::: Raw data

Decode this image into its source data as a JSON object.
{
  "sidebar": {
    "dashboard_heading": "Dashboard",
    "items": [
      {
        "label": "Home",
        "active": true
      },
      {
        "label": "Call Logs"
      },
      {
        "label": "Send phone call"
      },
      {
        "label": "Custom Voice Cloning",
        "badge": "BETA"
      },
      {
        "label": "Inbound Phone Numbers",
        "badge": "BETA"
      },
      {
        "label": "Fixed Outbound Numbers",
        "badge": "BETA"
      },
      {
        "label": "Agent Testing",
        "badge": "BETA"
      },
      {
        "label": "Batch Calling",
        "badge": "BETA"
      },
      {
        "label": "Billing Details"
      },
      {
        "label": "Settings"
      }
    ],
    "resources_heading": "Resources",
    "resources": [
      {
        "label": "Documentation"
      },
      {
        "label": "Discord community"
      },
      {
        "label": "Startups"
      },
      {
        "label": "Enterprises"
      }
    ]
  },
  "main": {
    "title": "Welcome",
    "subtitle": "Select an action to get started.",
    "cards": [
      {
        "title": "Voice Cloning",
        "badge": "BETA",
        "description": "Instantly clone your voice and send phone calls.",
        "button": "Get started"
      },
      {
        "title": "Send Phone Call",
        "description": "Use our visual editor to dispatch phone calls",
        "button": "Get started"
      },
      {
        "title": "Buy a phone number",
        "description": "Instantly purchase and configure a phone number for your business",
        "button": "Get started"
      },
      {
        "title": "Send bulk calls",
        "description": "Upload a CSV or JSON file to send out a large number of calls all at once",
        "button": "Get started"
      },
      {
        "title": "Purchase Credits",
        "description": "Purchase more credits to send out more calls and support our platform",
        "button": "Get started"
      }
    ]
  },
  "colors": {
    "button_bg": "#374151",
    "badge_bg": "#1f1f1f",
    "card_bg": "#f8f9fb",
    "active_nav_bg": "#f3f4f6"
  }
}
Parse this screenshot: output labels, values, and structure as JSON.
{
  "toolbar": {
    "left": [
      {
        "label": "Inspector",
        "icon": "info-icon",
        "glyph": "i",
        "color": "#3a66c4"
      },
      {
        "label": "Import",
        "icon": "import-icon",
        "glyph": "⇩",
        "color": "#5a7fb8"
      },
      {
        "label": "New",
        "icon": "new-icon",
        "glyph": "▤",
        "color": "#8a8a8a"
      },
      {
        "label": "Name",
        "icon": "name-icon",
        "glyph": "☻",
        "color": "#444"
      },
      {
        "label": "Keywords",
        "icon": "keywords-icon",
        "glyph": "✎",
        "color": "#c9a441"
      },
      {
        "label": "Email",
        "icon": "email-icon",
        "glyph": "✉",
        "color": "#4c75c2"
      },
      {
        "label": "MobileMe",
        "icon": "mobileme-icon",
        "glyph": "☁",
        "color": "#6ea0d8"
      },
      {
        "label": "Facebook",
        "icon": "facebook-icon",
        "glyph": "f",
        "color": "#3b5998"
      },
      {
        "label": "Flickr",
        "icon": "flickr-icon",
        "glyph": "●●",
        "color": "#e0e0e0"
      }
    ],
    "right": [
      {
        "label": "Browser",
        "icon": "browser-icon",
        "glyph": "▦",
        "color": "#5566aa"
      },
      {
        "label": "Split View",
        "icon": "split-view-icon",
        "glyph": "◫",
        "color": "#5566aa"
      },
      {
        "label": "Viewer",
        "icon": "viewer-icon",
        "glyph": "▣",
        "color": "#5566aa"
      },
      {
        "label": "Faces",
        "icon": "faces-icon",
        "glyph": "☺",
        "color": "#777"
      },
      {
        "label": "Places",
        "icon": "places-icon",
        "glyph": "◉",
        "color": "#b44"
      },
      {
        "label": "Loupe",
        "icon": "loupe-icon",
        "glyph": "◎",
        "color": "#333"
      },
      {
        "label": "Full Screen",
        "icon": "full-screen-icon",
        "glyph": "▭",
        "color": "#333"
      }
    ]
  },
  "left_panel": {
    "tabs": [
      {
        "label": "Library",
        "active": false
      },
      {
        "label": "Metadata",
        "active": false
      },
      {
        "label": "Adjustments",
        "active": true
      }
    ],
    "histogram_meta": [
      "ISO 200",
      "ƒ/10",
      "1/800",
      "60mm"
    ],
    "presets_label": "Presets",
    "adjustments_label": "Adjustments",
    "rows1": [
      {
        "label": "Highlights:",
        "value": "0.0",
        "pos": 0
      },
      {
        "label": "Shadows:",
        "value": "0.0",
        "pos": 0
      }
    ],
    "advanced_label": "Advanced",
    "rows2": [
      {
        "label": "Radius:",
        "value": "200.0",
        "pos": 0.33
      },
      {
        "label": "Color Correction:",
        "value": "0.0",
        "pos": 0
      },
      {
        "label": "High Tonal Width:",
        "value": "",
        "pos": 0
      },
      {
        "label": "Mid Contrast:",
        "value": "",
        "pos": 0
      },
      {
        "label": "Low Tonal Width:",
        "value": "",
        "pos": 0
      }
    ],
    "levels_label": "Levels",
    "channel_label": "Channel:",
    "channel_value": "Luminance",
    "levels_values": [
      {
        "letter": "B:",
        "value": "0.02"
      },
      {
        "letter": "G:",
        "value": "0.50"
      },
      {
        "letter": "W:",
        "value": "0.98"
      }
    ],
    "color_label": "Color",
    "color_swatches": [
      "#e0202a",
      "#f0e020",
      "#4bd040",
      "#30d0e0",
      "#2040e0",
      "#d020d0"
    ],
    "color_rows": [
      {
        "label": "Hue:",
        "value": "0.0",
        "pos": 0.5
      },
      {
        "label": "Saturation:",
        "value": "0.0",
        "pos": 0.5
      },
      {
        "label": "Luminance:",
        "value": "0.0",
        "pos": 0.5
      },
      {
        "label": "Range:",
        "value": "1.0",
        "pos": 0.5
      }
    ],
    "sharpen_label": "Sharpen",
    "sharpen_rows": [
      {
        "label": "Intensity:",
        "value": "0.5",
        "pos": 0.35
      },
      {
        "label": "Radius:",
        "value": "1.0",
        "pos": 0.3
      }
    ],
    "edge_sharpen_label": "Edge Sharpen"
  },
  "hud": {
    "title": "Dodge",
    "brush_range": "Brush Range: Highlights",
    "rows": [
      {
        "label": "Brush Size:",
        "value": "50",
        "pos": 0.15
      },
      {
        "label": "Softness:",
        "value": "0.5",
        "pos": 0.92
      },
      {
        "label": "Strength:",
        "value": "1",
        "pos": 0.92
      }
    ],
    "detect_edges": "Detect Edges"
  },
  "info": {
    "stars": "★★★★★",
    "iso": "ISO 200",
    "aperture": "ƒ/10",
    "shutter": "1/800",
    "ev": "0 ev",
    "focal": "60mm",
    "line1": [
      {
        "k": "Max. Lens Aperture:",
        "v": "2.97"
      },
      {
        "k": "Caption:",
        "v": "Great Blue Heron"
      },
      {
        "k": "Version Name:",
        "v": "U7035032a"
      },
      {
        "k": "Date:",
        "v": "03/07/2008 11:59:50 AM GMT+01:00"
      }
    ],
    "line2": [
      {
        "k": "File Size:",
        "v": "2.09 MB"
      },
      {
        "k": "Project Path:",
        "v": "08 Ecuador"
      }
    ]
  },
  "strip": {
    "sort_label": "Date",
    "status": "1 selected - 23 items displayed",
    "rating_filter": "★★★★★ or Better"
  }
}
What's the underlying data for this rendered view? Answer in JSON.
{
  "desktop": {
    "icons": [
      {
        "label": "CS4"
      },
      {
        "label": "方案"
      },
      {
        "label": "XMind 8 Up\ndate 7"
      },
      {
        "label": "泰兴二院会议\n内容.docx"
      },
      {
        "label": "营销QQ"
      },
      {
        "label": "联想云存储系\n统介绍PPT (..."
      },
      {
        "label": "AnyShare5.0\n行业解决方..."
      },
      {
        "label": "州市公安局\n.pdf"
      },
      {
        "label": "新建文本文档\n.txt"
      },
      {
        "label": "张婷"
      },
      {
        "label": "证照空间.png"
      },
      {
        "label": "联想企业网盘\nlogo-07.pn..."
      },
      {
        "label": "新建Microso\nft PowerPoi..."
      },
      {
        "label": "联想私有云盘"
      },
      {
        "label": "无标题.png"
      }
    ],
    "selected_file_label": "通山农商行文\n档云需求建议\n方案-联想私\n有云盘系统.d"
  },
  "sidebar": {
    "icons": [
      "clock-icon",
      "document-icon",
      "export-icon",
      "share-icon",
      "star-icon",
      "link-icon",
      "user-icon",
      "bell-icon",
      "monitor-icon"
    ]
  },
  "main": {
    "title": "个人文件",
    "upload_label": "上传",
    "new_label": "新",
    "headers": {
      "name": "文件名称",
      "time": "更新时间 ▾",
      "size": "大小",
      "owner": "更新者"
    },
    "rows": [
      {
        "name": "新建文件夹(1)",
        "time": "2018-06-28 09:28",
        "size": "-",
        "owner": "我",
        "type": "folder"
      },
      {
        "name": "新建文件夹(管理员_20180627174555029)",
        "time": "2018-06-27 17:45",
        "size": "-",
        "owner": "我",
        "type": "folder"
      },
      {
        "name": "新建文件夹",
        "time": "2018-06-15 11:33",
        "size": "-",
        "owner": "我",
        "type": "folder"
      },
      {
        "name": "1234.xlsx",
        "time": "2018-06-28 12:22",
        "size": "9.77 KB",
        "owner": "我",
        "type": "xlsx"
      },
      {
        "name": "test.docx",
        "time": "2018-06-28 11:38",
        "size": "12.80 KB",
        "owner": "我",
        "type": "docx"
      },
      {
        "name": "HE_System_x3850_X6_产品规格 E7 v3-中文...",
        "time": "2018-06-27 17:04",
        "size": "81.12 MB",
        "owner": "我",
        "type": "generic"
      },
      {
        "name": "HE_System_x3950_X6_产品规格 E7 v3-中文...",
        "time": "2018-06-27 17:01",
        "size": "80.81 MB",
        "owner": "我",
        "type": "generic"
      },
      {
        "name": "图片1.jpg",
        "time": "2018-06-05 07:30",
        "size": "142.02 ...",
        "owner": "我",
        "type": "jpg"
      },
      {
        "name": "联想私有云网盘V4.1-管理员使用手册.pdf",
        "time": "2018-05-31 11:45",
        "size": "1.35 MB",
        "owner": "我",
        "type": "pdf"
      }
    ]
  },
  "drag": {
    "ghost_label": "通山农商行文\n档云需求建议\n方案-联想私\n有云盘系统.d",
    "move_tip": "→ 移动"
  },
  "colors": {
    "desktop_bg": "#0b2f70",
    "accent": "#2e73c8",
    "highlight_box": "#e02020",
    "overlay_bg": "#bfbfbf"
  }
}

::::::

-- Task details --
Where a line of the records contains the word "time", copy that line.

-- Worked solution --
      "time": "更新时间 ▾",
        "time": "2018-06-28 09:28",
        "time": "2018-06-27 17:45",
        "time": "2018-06-15 11:33",
        "time": "2018-06-28 12:22",
        "time": "2018-06-28 11:38",
        "time": "2018-06-27 17:04",
        "time": "2018-06-27 17:01",
        "time": "2018-06-05 07:30",
        "time": "2018-05-31 11:45",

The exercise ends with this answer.